According to a statement from a spokesman for state security, two wanted men, Majid Al-Faraj and Mahmoud Al-Zarea, were killed during the operation - while others, who cannot be named for legal reasons, were arrested following the operation.

Having identified the men as wanted, security forces intercepted a Tahoe 4x4 vehicle which the attackers were traveling in. 

Security forces intercepted them and demanded their surrender, before the wanted men opened fire towards security personnel, who returned fire. The vehicle the attackers were using suffered damage, before they threw a hand grenade at a local fuel station and seized a tanker truck at gunpoint.

A Bahraini woman who had stopped at the fuel station and a Pakistani citizen who had been behind the wheel of the tanker truck were injured in the attack, as were two security personnel. They are being treated for their injuries.

According to the security forces statement, various weapons were seized following the attack including two glock pistols, seven machine guns and a hand grenade. A forged Bahraini ID card with a photo of wanted suspect Majid Al-Faraj on it and SR66,178 were also seized by security forces.

Early reports after the incident suggested the attackers were trying to bypass a security checkpoint to escape Saudi Arabia, as three of them were on a most wanted list in the Qatif region.

Worshippers flock to reopened Prophet’s Mosque for Friday prayers

Updated 06 June 2020

Worshippers flock to reopened Prophet’s Mosque for Friday prayers

MADINAH: Hundreds of thousands of worshippers attended the first Friday prayers to be held at the Prophet’s Mosque in Madinah since the gatherings were suspended to stop the spread of the coronavirus disease (COVID-19) outbreak.

The green light for the resumption of the prayer meetings came as part of a plan to gradually reopen the Kingdom’s mosques while ensuring worshippers and visitors adhered to preventive measures.

A ban on access to the Rawdah remained in place and only groups of worshippers numbering up to a maximum of 40 percent of the mosque’s capacity were being allowed entry.

Precautionary measures also included the allocation of specific doors for the entry of worshippers, the installation of thermal cameras, removal of all carpets so that prayers could be performed on the marble, sanitization of the mosque’s floors and courtyards, periodic opening of domes and canopies to ventilate the mosque, and the removal of Zamzam water containers.

The Prophet’s Mosque in Madinah will be closed after evening prayers and reopened one hour before dawn prayers.

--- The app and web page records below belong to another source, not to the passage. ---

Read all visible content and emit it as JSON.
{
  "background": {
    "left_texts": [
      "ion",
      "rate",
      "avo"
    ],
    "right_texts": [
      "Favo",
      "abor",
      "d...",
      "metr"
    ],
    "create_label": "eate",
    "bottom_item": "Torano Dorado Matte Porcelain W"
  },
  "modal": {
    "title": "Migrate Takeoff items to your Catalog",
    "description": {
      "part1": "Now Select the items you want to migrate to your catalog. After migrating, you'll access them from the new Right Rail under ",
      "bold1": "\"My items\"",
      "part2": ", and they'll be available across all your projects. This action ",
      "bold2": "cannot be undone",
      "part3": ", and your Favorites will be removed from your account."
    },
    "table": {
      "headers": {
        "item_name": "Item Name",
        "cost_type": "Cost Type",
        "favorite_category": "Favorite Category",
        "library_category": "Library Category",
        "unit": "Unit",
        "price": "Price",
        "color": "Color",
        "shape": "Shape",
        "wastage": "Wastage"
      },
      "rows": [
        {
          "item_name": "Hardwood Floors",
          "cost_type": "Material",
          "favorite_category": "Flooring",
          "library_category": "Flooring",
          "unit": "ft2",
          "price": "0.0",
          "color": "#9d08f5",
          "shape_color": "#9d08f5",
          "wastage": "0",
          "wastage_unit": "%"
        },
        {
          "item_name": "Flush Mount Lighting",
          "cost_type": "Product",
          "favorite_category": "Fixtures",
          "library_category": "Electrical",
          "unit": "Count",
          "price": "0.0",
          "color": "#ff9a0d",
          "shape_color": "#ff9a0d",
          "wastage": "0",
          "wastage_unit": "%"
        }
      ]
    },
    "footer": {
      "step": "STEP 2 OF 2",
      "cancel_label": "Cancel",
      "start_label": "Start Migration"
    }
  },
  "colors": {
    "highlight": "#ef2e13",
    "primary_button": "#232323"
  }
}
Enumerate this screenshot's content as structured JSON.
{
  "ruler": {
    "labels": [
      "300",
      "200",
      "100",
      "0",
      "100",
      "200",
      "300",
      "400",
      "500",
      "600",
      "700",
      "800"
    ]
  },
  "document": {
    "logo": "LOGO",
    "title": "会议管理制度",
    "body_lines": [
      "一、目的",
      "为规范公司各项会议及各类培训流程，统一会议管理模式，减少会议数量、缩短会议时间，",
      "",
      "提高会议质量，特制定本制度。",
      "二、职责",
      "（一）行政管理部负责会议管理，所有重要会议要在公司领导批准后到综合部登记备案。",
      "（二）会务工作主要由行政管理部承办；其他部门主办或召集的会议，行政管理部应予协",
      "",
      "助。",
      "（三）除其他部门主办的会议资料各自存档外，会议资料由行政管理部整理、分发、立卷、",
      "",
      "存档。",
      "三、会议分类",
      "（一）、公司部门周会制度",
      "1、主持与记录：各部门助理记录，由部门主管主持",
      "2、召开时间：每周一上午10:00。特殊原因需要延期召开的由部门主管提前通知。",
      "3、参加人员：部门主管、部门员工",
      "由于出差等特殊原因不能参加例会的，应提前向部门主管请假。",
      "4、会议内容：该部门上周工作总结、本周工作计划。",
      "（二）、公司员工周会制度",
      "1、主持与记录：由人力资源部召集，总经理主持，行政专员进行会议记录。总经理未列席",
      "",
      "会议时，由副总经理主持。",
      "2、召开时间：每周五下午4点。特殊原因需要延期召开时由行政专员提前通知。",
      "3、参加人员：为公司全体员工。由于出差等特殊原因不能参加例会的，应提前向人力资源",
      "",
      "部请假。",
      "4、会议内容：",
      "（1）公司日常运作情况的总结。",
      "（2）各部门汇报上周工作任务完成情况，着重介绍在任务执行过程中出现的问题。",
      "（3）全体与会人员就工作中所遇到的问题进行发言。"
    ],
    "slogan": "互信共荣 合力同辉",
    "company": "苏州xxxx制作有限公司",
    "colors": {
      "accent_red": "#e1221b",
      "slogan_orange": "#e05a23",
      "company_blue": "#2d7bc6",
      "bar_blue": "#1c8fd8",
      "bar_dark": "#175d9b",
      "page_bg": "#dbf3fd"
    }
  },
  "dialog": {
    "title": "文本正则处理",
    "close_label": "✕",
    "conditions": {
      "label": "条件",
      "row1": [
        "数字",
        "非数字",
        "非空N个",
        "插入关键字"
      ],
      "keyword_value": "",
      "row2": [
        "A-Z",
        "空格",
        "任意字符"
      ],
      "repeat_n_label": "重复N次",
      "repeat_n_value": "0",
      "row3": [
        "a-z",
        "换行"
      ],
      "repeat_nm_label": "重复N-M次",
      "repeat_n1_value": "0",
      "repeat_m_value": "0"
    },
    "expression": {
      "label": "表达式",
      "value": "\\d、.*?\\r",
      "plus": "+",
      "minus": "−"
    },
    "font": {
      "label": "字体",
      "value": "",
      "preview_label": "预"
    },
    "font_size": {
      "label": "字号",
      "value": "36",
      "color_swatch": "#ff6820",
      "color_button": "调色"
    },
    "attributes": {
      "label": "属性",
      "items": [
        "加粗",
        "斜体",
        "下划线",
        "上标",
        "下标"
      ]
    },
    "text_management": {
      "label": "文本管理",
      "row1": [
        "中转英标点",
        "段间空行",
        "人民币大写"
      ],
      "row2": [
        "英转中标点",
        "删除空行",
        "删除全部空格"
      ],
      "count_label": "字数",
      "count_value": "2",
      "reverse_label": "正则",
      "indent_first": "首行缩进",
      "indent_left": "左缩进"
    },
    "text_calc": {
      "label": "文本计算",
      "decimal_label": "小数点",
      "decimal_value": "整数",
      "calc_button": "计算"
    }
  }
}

Parking lots will operate at 50 percent capacity and a media awareness campaign has been launched to highlight safety procedures at the holy site.

Medical teams have also been stationed at the main entrances to the mosque in cooperation with the Ministry of Health.

Elsewhere in the Kingdom, worshippers also flocked to perform Friday prayers at mosques amid strict health measures.

On May 31, Saudi authorities reopened all mosques for prayers, except in Makkah, as part of the Kingdom’s plan for a gradual return to normal life.

Last week the minister of Islamic affairs, dawah and guidance said that the country’s mosques were ready to welcome back worshippers, following his field trips to check that necessary preparations had been made.

All worshippers must still maintain a distance of 2 meters between rows, wear masks to enter a mosque, and Friday sermons and prayers have been limited to a maximum of 15 minutes.